To a great extent, developments in technology have made possible the changes that we’re seeing in U.S. education. The Internet and social media have brought connectivity and collaboration to homeschool networks, so the kids don’t feel cut off from the world. In many ways, the world has moved toward them. One of the fastest growing education systems in the U.S. right now is the “virtual school option,” whereby a public or a private system provides support to students who’re still learning from home. The Arkansas Virtual School is available to kids all the way from kindergarten to 12th grade. And it looks very similar to homeschool in the sense that you can complete your work whenever you want. In fact, the majority of the virtual school students do their work between 9 p.m. and 2 a.m. So it’s very similar to my homeschool experience in the sense that they do other things during the day, and get their schoolwork done at night.

Finally, software programs like mine mean it doesn’t matter where students are—learning can take place as long as they have an Internet connection and a device in their hand. My company is called MIND Research Institute. It’s a non-profit social-impact organization comprised of educators, mathematicians, artists, scientists, and game designers located in Southern California on UC Irving’s campus, and what we do is focus on preparing kids for STEM careers in the 21st century.

There are really some stunning statistics about kids who’re interested in math early on, and how as they grow and move into higher-grade-level content the feeling of defeat starts being instilled in them. Of second graders who say they want to be an astronaut when they grow up—or in fact say they want to work in any of the STEM-related careers—less than nine percent pursue it after eighth grade. Algebra is what breaks people, and so our entire philosophy is: Let’s not only get kids ready for algebra, let’s get them excited about mathematics in general. Let’s give them a low-stakes environment where they can experiment and not be afraid to fail.

Our approach to learning was developed by studying how the brain learns information. More than 50 percent of the cortex, the surface of the brain, is devoted to processing visual information. Given that degree of dominance, the spatial- temporal approach to learning has become very important in both K-12 and higher education.

Spatial-temporal just means the movement of objects through space and time, so visual learning. One of our programs is called ST Math, which is a way of learning mathematics through spatial-temporal reasoning. We provide ST Math to individual families, to homeschool networks, and of course to individual schools and entire school districts. In fact, ST Math is available to families for free until January 1, 2021.

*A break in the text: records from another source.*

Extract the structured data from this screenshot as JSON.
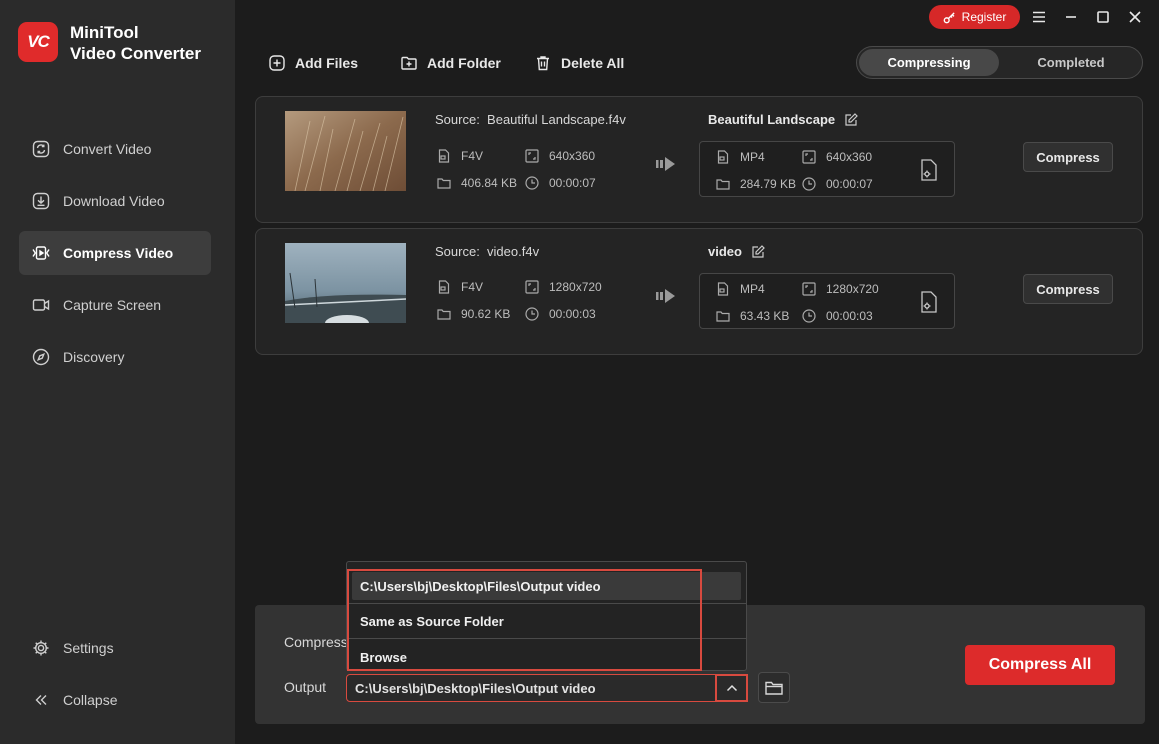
{
  "app": {
    "logo_text": "VC",
    "title_line1": "MiniTool",
    "title_line2": "Video Converter"
  },
  "sidebar": {
    "items": [
      {
        "label": "Convert Video",
        "icon": "convert-icon",
        "active": false
      },
      {
        "label": "Download Video",
        "icon": "download-icon",
        "active": false
      },
      {
        "label": "Compress Video",
        "icon": "compress-icon",
        "active": true
      },
      {
        "label": "Capture Screen",
        "icon": "camera-icon",
        "active": false
      },
      {
        "label": "Discovery",
        "icon": "compass-icon",
        "active": false
      }
    ],
    "bottom": [
      {
        "label": "Settings",
        "icon": "gear-icon"
      },
      {
        "label": "Collapse",
        "icon": "collapse-icon"
      }
    ]
  },
  "toolbar": {
    "add_files": "Add Files",
    "add_folder": "Add Folder",
    "delete_all": "Delete All"
  },
  "header": {
    "register": "Register"
  },
  "tabs": [
    {
      "label": "Compressing",
      "active": true
    },
    {
      "label": "Completed",
      "active": false
    }
  ],
  "files": [
    {
      "source_label": "Source:",
      "source_name": "Beautiful Landscape.f4v",
      "src_format": "F4V",
      "src_resolution": "640x360",
      "src_size": "406.84 KB",
      "src_duration": "00:00:07",
      "output_name": "Beautiful Landscape",
      "out_format": "MP4",
      "out_resolution": "640x360",
      "out_size": "284.79 KB",
      "out_duration": "00:00:07",
      "button": "Compress"
    },
    {
      "source_label": "Source:",
      "source_name": "video.f4v",
      "src_format": "F4V",
      "src_resolution": "1280x720",
      "src_size": "90.62 KB",
      "src_duration": "00:00:03",
      "output_name": "video",
      "out_format": "MP4",
      "out_resolution": "1280x720",
      "out_size": "63.43 KB",
      "out_duration": "00:00:03",
      "button": "Compress"
    }
  ],
  "bottom": {
    "compress_label": "Compress",
    "output_label": "Output",
    "output_path": "C:\\Users\\bj\\Desktop\\Files\\Output video",
    "compress_all": "Compress All"
  },
  "dropdown": {
    "options": [
      {
        "label": "C:\\Users\\bj\\Desktop\\Files\\Output video",
        "selected": true
      },
      {
        "label": "Same as Source Folder",
        "selected": false
      },
      {
        "label": "Browse",
        "selected": false
      }
    ]
  },
  "colors": {
    "accent": "#dd2b2b",
    "highlight": "#d84a3f",
    "sidebar_bg": "#2b2b2b",
    "main_bg": "#1c1c1c"
  }
}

MY TERRITORY COVERS 29 states, so I have a pretty clear view of how U.S. education is changing as a result of the coronavirus. This is forced innovation, made possible by technology. I would say we already had a broken education system when we were coming in 37th in the world in math, and 35th in the world in English language arts achievement. But now this pandemic has forced school districts and colleges to innovate their approach, to think about things differently, and in doing that, they’re using more effective tools. But the really exciting part is that those tools that used to be employed just to help the kids who were really far behind are now being used to benefit every student in the building—or even if they’re not in the building.

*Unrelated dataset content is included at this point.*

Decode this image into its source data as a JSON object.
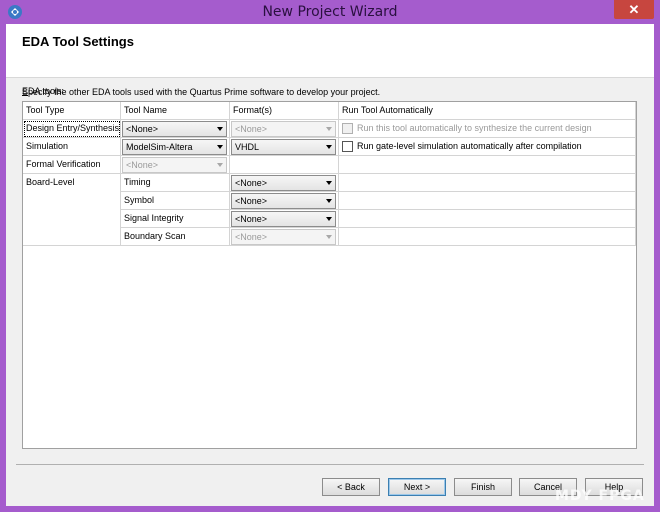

This is giving American students and families many more educational options. So while students and parents are feeling anxious these days, good things are happening in the U.S. education system. There’s a bright light at the end of the tunnel.